These days, One Direction (for example) haven't had the same level of privacy. One of them gets a girlfriend, and all of sudden that girl is getting messages of hate, and teenage girls are yelling their frustration into the Twittersphere because... they can. And when one person sees another person with the same thought, they retweet each other. And then someone else who agrees sees it. Another retweet. And then another, and another until people start thinking, "Well, if this many people agree with me, a) I must be right and b) it's okay for me to verbally attack a person I don't know just because I have a platform to do so."
Most recently, Liam Payne of 1D (allegedly) began dating Cheryl Cole. The abuse she received about this is mindblowing.
Now, let's swing this around to my new favourite subject: Making a Murderer.
I have said before that it's important to remember that the people in the documentary are REAL people. This is not a fictional story. They are real the same way One Direction and Cheryl Cole are real. Yet somehow, just because they are in the public eye, suddenly they are fair game to be attacked by anyone with a social media account.
We all have our on theories and opinions, and it's absolutely okay to talk about them and discuss them. But what I'm finding more and more frustrating is the amount of certainty people are throwing their theories around with.

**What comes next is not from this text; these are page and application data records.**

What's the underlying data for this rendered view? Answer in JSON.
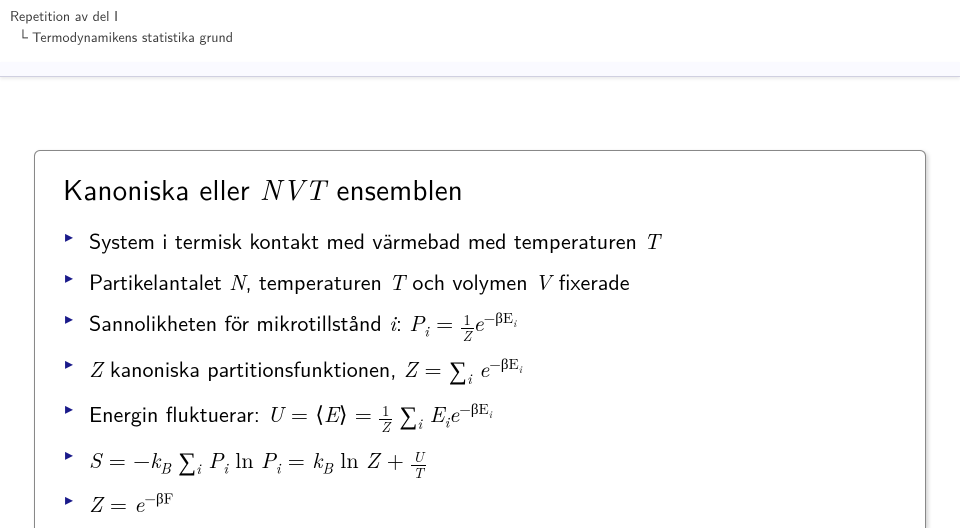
{
  "breadcrumb": {
    "line1": "Repetition av del I",
    "line2": "Termodynamikens statistika grund"
  },
  "slide": {
    "title_pre": "Kanoniska eller ",
    "title_nvt": "NVT",
    "title_post": " ensemblen",
    "items": {
      "i0_pre": "System i termisk kontakt med värmebad med temperaturen ",
      "i0_T": "T",
      "i1_pre": "Partikelantalet ",
      "i1_N": "N",
      "i1_mid": ", temperaturen ",
      "i1_T": "T",
      "i1_mid2": " och volymen ",
      "i1_V": "V",
      "i1_post": " fixerade",
      "i2_pre": "Sannolikheten för mikrotillstånd ",
      "i2_i": "i",
      "i2_sep": ": ",
      "i2_Pi": "P",
      "i2_Pi_sub": "i",
      "i2_eq": " = ",
      "i2_frac_num": "1",
      "i2_frac_den": "Z",
      "i2_e": "e",
      "i2_exp": "−βE",
      "i2_exp_sub": "i",
      "i3_Z": "Z",
      "i3_mid": " kanoniska partitionsfunktionen, ",
      "i3_Z2": "Z",
      "i3_eq": " = ",
      "i3_e": "e",
      "i3_exp": "−βE",
      "i3_exp_sub": "i",
      "i3_sum_sub": "i",
      "i4_pre": "Energin fluktuerar: ",
      "i4_U": "U",
      "i4_eq1": " = ",
      "i4_lang": "⟨",
      "i4_E": "E",
      "i4_rang": "⟩",
      "i4_eq2": " = ",
      "i4_frac_num": "1",
      "i4_frac_den": "Z",
      "i4_sum_sub": "i",
      "i4_Ei": "E",
      "i4_Ei_sub": "i",
      "i4_e": "e",
      "i4_exp": "−βE",
      "i4_exp_sub": "i",
      "i5_S": "S",
      "i5_eq": " = −",
      "i5_k": "k",
      "i5_B": "B",
      "i5_sum_sub": "i",
      "i5_P1": "P",
      "i5_P1_sub": "i",
      "i5_ln": " ln ",
      "i5_P2": "P",
      "i5_P2_sub": "i",
      "i5_mid": " = ",
      "i5_k2": "k",
      "i5_B2": "B",
      "i5_ln2": " ln ",
      "i5_Z": "Z",
      "i5_plus": " + ",
      "i5_frac_num": "U",
      "i5_frac_den": "T",
      "i6_Z": "Z",
      "i6_eq": " = ",
      "i6_e": "e",
      "i6_exp": "−βF"
    }
  }
}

Let's look at some instances of things that came up since the documentary that relate to Steven Avery. Those who think he killed Teresa Halbach became obsessed with the evidence not presented in Making a Murderer. They said the fact Steven Avery used *67 when he called Halbach meant he was trying to hide his identity (how that would even work is beyond me. If she answered the phone, what was he going to say? If he wanted her at his house, he'd have to tell her where she was going, and since she'd been there before...). They said that the documentary hid the fact that Avery once opened the door to Halbach only wearing a towel so that must mean something horribly sinister. And then the infamous thing about "sweat DNA" which meant the documentary purposely tried to hide this thing that isn't even a thing.
If you look at any evidence, you can twist it any way you want to make someone LOOK guilty. "Steven Avery gave a false name to lure Halbach to his property."

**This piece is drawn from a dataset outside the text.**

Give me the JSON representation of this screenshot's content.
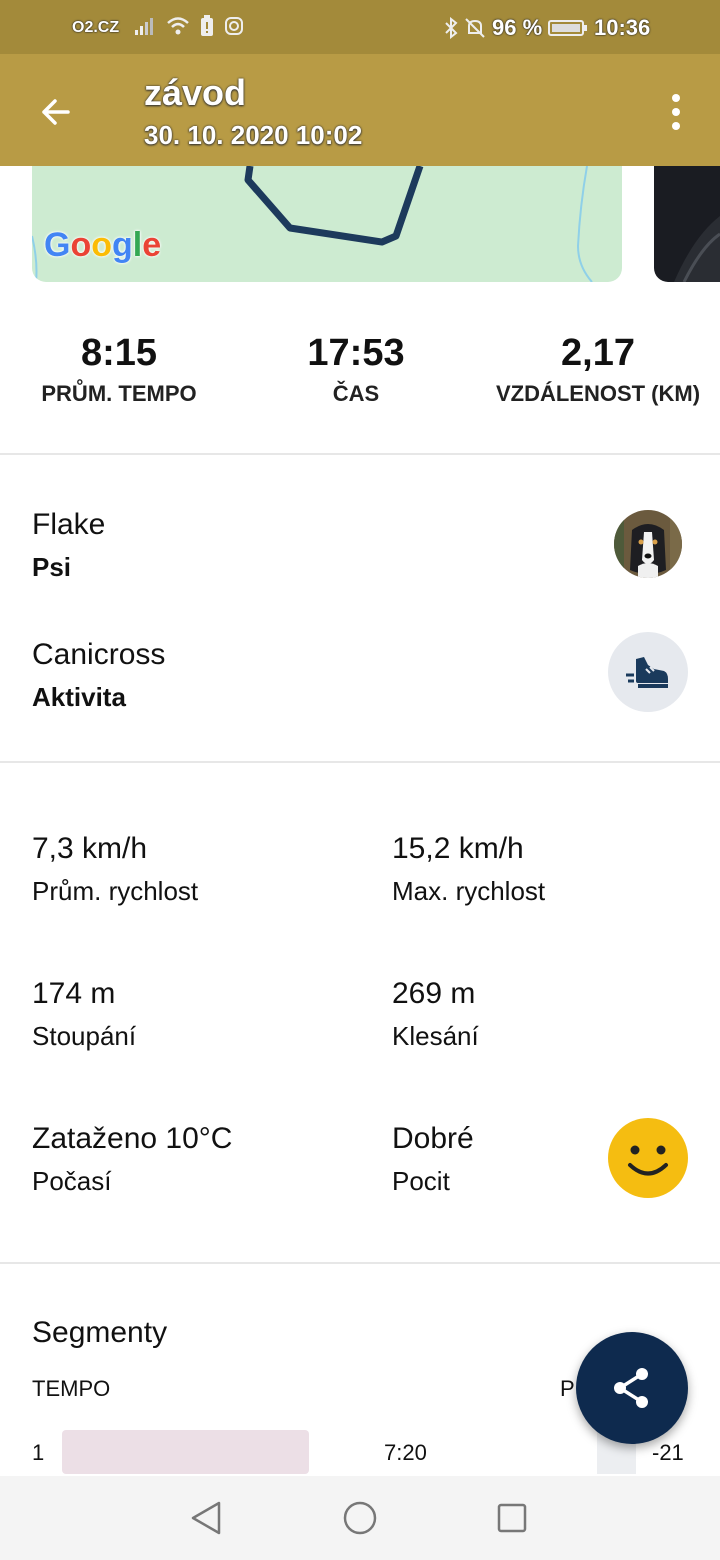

"Steven Avery had leg irons and handcuffs in his room so he must have planned to do this all along."
"Someone said Avery planned to make a torture chamber so he could torture women."
These are just a few examples of things that could make him appear guilty if nobody bothers to question them properly.
What was Making a Murderer about? Wasn't part of it about the unfairness? About how the police leapt to conclusions the second Steven Avery's name was linked with Teresa Halbach, and the damage this has done to two men?
So... knowing how enraged people are about this, why are so many piecing together information they've found and saying, "THIS PERSON DID IT! I CAN PROVE IT!" Well, if you actually can prove it, great. But unless you have 100% solid evidence that puts that person in the frame, you don't have proof; you have an opinion.
I could give a list of names of people who could be suspects, but they can't all have done it. That means that 99% of that list, and maybe even 100%, would be innocent. People's reputations are being dented on maybes and what ifs.
The presumption of innocence is what Steven Avery never had. That's one of the reasons people were so upset by his story. So why are people treating others the same way Avery was treated?
And now you're thinking... what does Making a Murderer have to do with all that crap about Take That and One Direction? Well, it's this. When people club together to throw insults and attacks at a celebrity, it can lead to a massive snowball of hate which gathers more and more momentum until people notice, and until people start to believe. The same thing is happening with MaM. One person says, "I have found a piece of evidence that says (insert name) killed Teresa Halbach." And another person sees it and says, "You know... I thought that too." Retweet. "Oh my God, them too?! Wow, maybe there's something in this." Maybe a quick internet search to dig up some other "evidence" to back it up. Retweet. "Whoa... this is looking like it can't be a coincidence now." Retweet. And so on and so forth. Before you know it, someone who may be perfectly innocent is being pointed out as a murderer, and when they're harmlessly wandering down the street, people are shouting things at them accusing them. Damaging a reputation that shouldn't be damaged.
If people throw stones, others get hurt. Except accusing someone of murder is less of a stone and more of a gigantic rock. So before you pick up your next rock, ready to hurl it at some unsuspecting victim, you'd best be sure you're throwing it at the right person, and that you have more than hearsay to back it up.